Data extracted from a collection
******************************
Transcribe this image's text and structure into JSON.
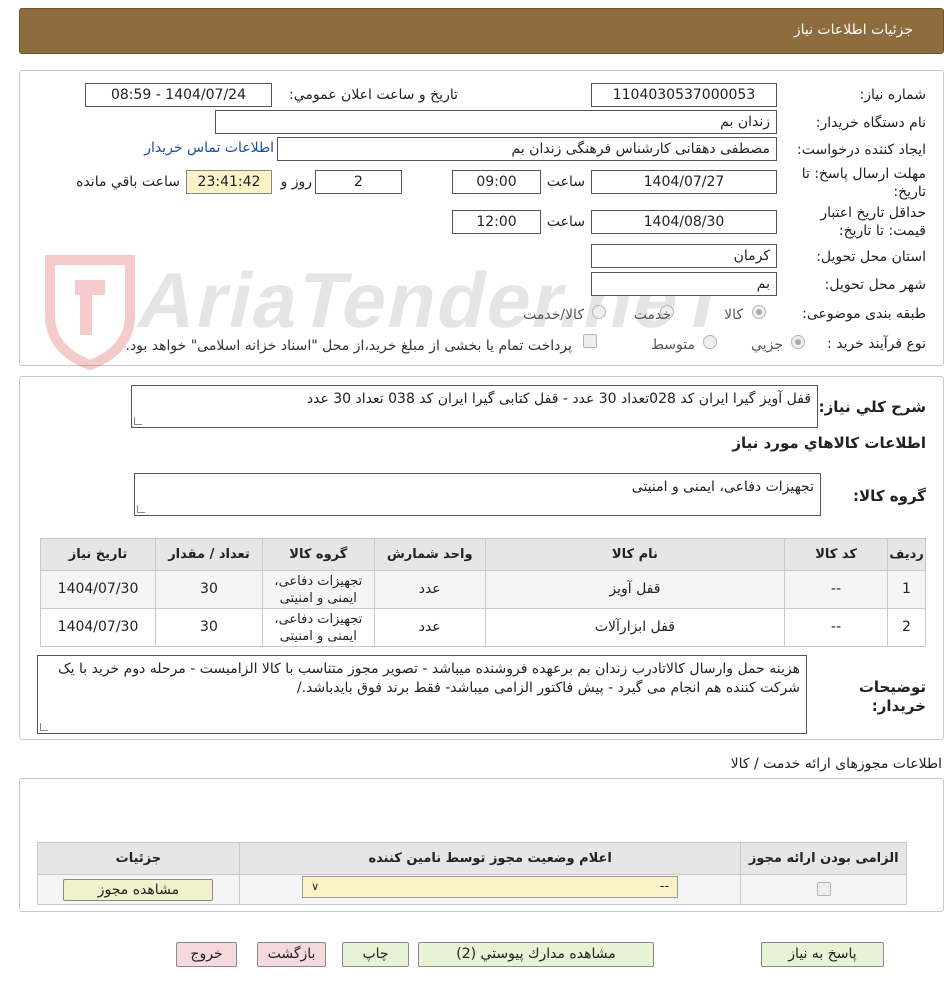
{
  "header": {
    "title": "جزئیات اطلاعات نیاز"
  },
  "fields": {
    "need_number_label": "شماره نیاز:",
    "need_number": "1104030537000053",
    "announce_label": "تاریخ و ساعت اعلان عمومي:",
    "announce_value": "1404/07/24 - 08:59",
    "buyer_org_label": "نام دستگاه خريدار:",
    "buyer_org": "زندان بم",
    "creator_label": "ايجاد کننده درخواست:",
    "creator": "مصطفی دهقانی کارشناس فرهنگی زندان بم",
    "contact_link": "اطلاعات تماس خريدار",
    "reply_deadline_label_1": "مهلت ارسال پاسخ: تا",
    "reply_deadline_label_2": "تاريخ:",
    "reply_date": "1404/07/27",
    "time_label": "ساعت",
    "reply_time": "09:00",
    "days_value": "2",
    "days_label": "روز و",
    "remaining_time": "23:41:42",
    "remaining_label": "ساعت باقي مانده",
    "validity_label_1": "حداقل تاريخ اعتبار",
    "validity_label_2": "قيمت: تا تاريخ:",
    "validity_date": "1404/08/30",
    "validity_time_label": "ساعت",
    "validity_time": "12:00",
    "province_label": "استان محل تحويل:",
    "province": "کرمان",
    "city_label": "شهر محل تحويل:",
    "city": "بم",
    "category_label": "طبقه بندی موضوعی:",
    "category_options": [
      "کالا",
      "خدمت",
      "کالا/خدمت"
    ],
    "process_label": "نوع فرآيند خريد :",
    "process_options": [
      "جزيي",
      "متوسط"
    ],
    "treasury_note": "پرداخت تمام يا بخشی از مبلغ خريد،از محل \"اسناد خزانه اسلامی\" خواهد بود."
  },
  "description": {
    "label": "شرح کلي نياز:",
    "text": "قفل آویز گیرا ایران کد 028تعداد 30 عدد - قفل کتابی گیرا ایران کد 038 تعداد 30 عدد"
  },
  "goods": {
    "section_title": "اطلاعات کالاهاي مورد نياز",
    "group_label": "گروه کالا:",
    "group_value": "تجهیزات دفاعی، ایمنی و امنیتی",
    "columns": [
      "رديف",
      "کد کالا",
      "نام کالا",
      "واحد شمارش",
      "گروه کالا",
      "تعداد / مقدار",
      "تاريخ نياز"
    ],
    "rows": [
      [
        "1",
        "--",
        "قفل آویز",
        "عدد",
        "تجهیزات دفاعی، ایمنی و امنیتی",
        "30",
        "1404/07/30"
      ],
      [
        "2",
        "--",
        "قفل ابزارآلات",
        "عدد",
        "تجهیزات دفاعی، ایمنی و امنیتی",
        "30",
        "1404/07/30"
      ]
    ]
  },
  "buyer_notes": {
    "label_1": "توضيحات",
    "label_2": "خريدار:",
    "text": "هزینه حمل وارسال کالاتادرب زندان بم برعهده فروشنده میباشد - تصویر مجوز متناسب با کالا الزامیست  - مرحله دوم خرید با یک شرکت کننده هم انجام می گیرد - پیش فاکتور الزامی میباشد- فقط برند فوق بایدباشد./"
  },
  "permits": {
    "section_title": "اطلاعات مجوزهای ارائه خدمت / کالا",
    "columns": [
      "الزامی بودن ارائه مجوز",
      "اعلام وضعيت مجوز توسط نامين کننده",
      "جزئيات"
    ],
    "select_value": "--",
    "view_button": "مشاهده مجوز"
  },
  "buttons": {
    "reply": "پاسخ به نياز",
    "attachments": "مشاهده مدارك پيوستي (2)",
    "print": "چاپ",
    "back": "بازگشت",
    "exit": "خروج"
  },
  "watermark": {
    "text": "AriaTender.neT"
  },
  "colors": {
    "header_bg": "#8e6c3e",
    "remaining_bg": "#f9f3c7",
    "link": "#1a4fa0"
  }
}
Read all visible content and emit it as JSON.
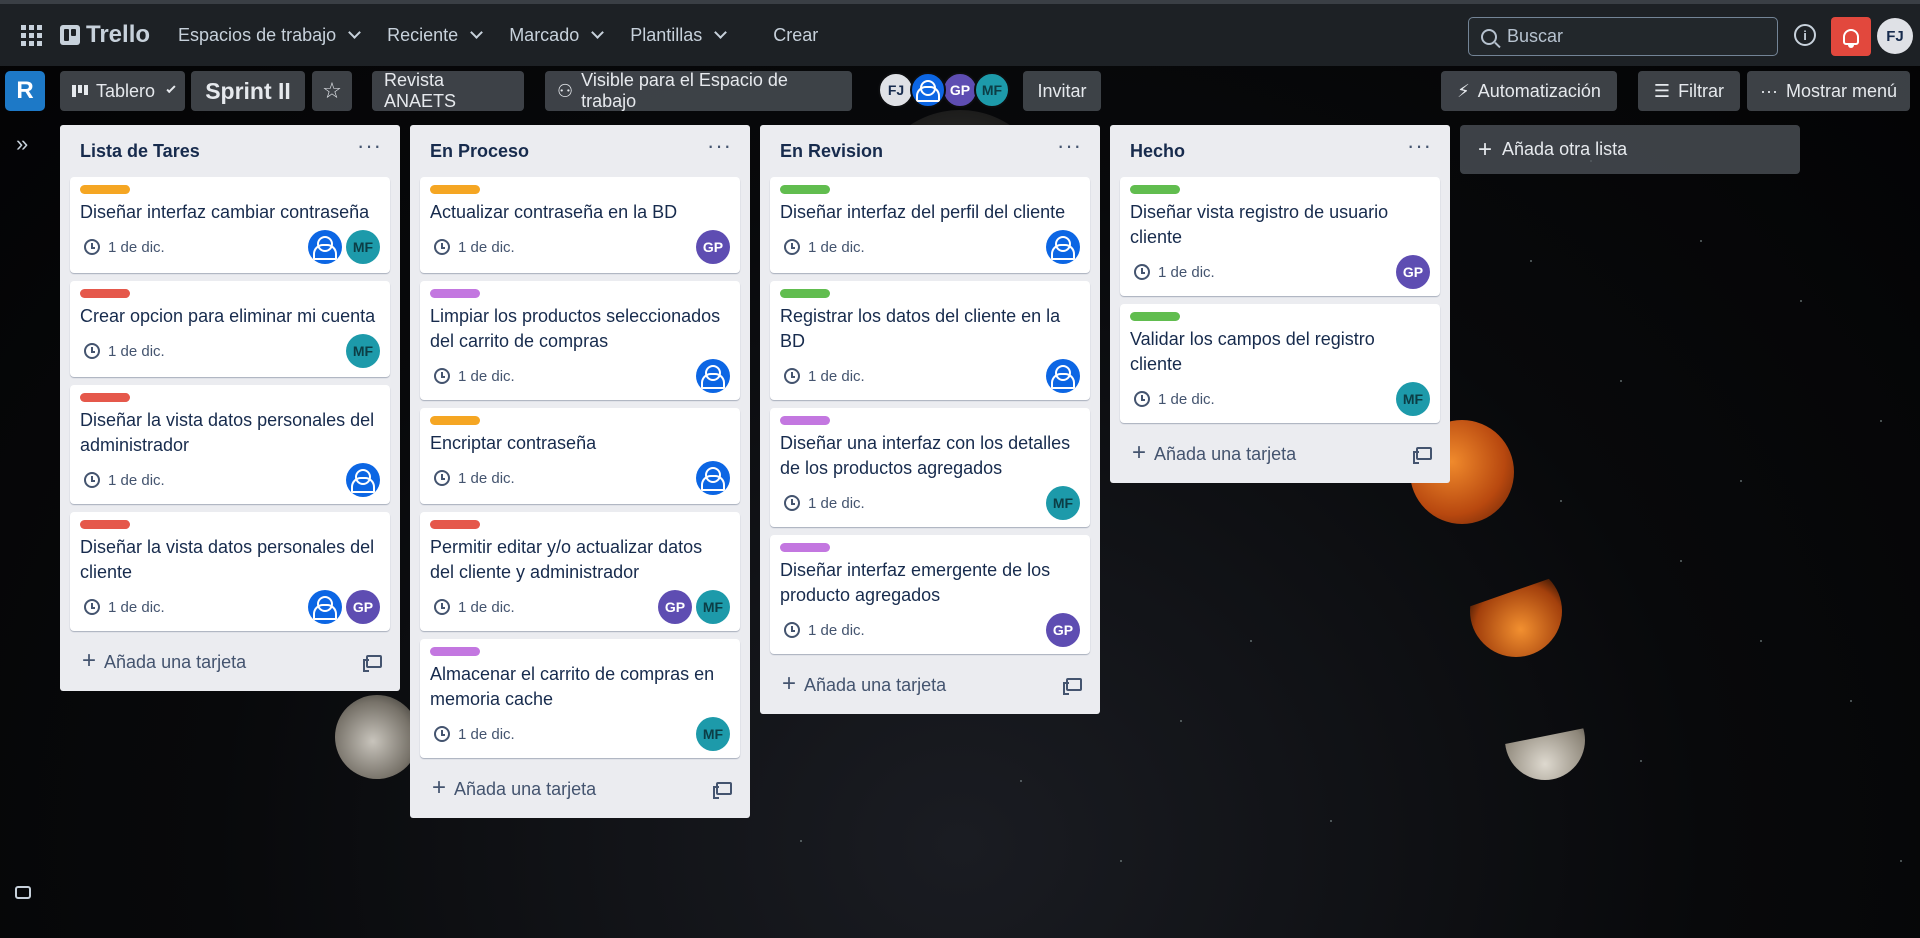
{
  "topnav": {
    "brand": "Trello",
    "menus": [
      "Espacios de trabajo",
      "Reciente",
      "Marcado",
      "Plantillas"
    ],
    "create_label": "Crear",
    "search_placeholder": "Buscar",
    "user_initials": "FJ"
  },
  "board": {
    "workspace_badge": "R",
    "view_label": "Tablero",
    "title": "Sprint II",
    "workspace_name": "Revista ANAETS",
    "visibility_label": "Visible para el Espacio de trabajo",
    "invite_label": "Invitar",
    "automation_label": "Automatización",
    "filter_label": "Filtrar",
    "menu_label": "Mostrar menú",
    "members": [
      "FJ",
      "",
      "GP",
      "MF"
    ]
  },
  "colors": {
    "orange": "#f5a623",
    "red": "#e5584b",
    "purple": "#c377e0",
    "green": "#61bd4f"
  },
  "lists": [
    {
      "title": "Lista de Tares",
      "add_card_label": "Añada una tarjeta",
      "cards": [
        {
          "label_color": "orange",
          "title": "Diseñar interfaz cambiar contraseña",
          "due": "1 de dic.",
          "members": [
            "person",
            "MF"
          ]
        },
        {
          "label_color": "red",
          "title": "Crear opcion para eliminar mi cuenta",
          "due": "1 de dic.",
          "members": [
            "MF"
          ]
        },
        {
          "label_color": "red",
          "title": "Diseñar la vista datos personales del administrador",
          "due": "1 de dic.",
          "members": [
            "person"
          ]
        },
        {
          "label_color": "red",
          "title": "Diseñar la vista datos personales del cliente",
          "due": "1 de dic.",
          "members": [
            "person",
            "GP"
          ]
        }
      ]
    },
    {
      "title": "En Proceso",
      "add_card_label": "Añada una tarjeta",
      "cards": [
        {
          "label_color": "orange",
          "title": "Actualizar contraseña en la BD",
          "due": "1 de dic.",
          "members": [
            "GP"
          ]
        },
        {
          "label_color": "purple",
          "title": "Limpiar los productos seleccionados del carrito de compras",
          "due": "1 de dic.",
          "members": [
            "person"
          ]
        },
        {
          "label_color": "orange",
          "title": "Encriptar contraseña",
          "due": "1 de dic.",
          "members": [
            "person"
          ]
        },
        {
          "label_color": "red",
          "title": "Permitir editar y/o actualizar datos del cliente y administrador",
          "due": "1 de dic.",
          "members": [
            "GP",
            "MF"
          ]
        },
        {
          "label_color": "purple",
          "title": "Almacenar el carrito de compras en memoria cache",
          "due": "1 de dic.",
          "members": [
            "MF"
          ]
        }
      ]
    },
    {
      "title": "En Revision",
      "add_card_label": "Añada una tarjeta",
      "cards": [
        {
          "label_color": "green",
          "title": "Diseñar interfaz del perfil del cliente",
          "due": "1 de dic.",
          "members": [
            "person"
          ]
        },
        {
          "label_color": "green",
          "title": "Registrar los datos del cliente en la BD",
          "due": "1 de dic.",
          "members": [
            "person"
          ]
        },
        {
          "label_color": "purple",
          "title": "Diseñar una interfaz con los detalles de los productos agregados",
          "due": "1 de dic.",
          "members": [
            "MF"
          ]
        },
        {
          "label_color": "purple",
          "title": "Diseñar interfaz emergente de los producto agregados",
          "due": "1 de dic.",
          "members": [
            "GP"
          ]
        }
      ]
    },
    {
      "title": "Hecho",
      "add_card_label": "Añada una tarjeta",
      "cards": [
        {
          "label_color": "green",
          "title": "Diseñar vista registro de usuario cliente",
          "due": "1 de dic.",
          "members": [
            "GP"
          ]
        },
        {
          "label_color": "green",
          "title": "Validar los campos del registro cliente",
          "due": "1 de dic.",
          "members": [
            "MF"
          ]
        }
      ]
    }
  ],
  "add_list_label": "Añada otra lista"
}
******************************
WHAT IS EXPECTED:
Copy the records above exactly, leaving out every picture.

YOUR SOLUTION:
Transcribe this image's text and structure into JSON.
{
  "header": {
    "title": "جزئیات اطلاعات نیاز"
  },
  "fields": {
    "need_number_label": "شماره نیاز:",
    "need_number": "1104030537000053",
    "announce_label": "تاریخ و ساعت اعلان عمومي:",
    "announce_value": "1404/07/24 - 08:59",
    "buyer_org_label": "نام دستگاه خريدار:",
    "buyer_org": "زندان بم",
    "creator_label": "ايجاد کننده درخواست:",
    "creator": "مصطفی دهقانی کارشناس فرهنگی زندان بم",
    "contact_link": "اطلاعات تماس خريدار",
    "reply_deadline_label_1": "مهلت ارسال پاسخ: تا",
    "reply_deadline_label_2": "تاريخ:",
    "reply_date": "1404/07/27",
    "time_label": "ساعت",
    "reply_time": "09:00",
    "days_value": "2",
    "days_label": "روز و",
    "remaining_time": "23:41:42",
    "remaining_label": "ساعت باقي مانده",
    "validity_label_1": "حداقل تاريخ اعتبار",
    "validity_label_2": "قيمت: تا تاريخ:",
    "validity_date": "1404/08/30",
    "validity_time_label": "ساعت",
    "validity_time": "12:00",
    "province_label": "استان محل تحويل:",
    "province": "کرمان",
    "city_label": "شهر محل تحويل:",
    "city": "بم",
    "category_label": "طبقه بندی موضوعی:",
    "category_options": [
      "کالا",
      "خدمت",
      "کالا/خدمت"
    ],
    "process_label": "نوع فرآيند خريد :",
    "process_options": [
      "جزيي",
      "متوسط"
    ],
    "treasury_note": "پرداخت تمام يا بخشی از مبلغ خريد،از محل \"اسناد خزانه اسلامی\" خواهد بود."
  },
  "description": {
    "label": "شرح کلي نياز:",
    "text": "قفل آویز گیرا ایران کد 028تعداد 30 عدد - قفل کتابی گیرا ایران کد 038 تعداد 30 عدد"
  },
  "goods": {
    "section_title": "اطلاعات کالاهاي مورد نياز",
    "group_label": "گروه کالا:",
    "group_value": "تجهیزات دفاعی، ایمنی و امنیتی",
    "columns": [
      "رديف",
      "کد کالا",
      "نام کالا",
      "واحد شمارش",
      "گروه کالا",
      "تعداد / مقدار",
      "تاريخ نياز"
    ],
    "rows": [
      [
        "1",
        "--",
        "قفل آویز",
        "عدد",
        "تجهیزات دفاعی، ایمنی و امنیتی",
        "30",
        "1404/07/30"
      ],
      [
        "2",
        "--",
        "قفل ابزارآلات",
        "عدد",
        "تجهیزات دفاعی، ایمنی و امنیتی",
        "30",
        "1404/07/30"
      ]
    ]
  },
  "buyer_notes": {
    "label_1": "توضيحات",
    "label_2": "خريدار:",
    "text": "هزینه حمل وارسال کالاتادرب زندان بم برعهده فروشنده میباشد - تصویر مجوز متناسب با کالا الزامیست  - مرحله دوم خرید با یک شرکت کننده هم انجام می گیرد - پیش فاکتور الزامی میباشد- فقط برند فوق بایدباشد./"
  },
  "permits": {
    "section_title": "اطلاعات مجوزهای ارائه خدمت / کالا",
    "columns": [
      "الزامی بودن ارائه مجوز",
      "اعلام وضعيت مجوز توسط نامين کننده",
      "جزئيات"
    ],
    "select_value": "--",
    "view_button": "مشاهده مجوز"
  },
  "buttons": {
    "reply": "پاسخ به نياز",
    "attachments": "مشاهده مدارك پيوستي (2)",
    "print": "چاپ",
    "back": "بازگشت",
    "exit": "خروج"
  },
  "watermark": {
    "text": "AriaTender.neT"
  },
  "colors": {
    "header_bg": "#8e6c3e",
    "remaining_bg": "#f9f3c7",
    "link": "#1a4fa0"
  }
}
Read all visible content and emit it as JSON.
{
  "topnav": {
    "brand": "Trello",
    "menus": [
      "Espacios de trabajo",
      "Reciente",
      "Marcado",
      "Plantillas"
    ],
    "create_label": "Crear",
    "search_placeholder": "Buscar",
    "user_initials": "FJ"
  },
  "board": {
    "workspace_badge": "R",
    "view_label": "Tablero",
    "title": "Sprint II",
    "workspace_name": "Revista ANAETS",
    "visibility_label": "Visible para el Espacio de trabajo",
    "invite_label": "Invitar",
    "automation_label": "Automatización",
    "filter_label": "Filtrar",
    "menu_label": "Mostrar menú",
    "members": [
      "FJ",
      "",
      "GP",
      "MF"
    ]
  },
  "colors": {
    "orange": "#f5a623",
    "red": "#e5584b",
    "purple": "#c377e0",
    "green": "#61bd4f"
  },
  "lists": [
    {
      "title": "Lista de Tares",
      "add_card_label": "Añada una tarjeta",
      "cards": [
        {
          "label_color": "orange",
          "title": "Diseñar interfaz cambiar contraseña",
          "due": "1 de dic.",
          "members": [
            "person",
            "MF"
          ]
        },
        {
          "label_color": "red",
          "title": "Crear opcion para eliminar mi cuenta",
          "due": "1 de dic.",
          "members": [
            "MF"
          ]
        },
        {
          "label_color": "red",
          "title": "Diseñar la vista datos personales del administrador",
          "due": "1 de dic.",
          "members": [
            "person"
          ]
        },
        {
          "label_color": "red",
          "title": "Diseñar la vista datos personales del cliente",
          "due": "1 de dic.",
          "members": [
            "person",
            "GP"
          ]
        }
      ]
    },
    {
      "title": "En Proceso",
      "add_card_label": "Añada una tarjeta",
      "cards": [
        {
          "label_color": "orange",
          "title": "Actualizar contraseña en la BD",
          "due": "1 de dic.",
          "members": [
            "GP"
          ]
        },
        {
          "label_color": "purple",
          "title": "Limpiar los productos seleccionados del carrito de compras",
          "due": "1 de dic.",
          "members": [
            "person"
          ]
        },
        {
          "label_color": "orange",
          "title": "Encriptar contraseña",
          "due": "1 de dic.",
          "members": [
            "person"
          ]
        },
        {
          "label_color": "red",
          "title": "Permitir editar y/o actualizar datos del cliente y administrador",
          "due": "1 de dic.",
          "members": [
            "GP",
            "MF"
          ]
        },
        {
          "label_color": "purple",
          "title": "Almacenar el carrito de compras en memoria cache",
          "due": "1 de dic.",
          "members": [
            "MF"
          ]
        }
      ]
    },
    {
      "title": "En Revision",
      "add_card_label": "Añada una tarjeta",
      "cards": [
        {
          "label_color": "green",
          "title": "Diseñar interfaz del perfil del cliente",
          "due": "1 de dic.",
          "members": [
            "person"
          ]
        },
        {
          "label_color": "green",
          "title": "Registrar los datos del cliente en la BD",
          "due": "1 de dic.",
          "members": [
            "person"
          ]
        },
        {
          "label_color": "purple",
          "title": "Diseñar una interfaz con los detalles de los productos agregados",
          "due": "1 de dic.",
          "members": [
            "MF"
          ]
        },
        {
          "label_color": "purple",
          "title": "Diseñar interfaz emergente de los producto agregados",
          "due": "1 de dic.",
          "members": [
            "GP"
          ]
        }
      ]
    },
    {
      "title": "Hecho",
      "add_card_label": "Añada una tarjeta",
      "cards": [
        {
          "label_color": "green",
          "title": "Diseñar vista registro de usuario cliente",
          "due": "1 de dic.",
          "members": [
            "GP"
          ]
        },
        {
          "label_color": "green",
          "title": "Validar los campos del registro cliente",
          "due": "1 de dic.",
          "members": [
            "MF"
          ]
        }
      ]
    }
  ],
  "add_list_label": "Añada otra lista"
}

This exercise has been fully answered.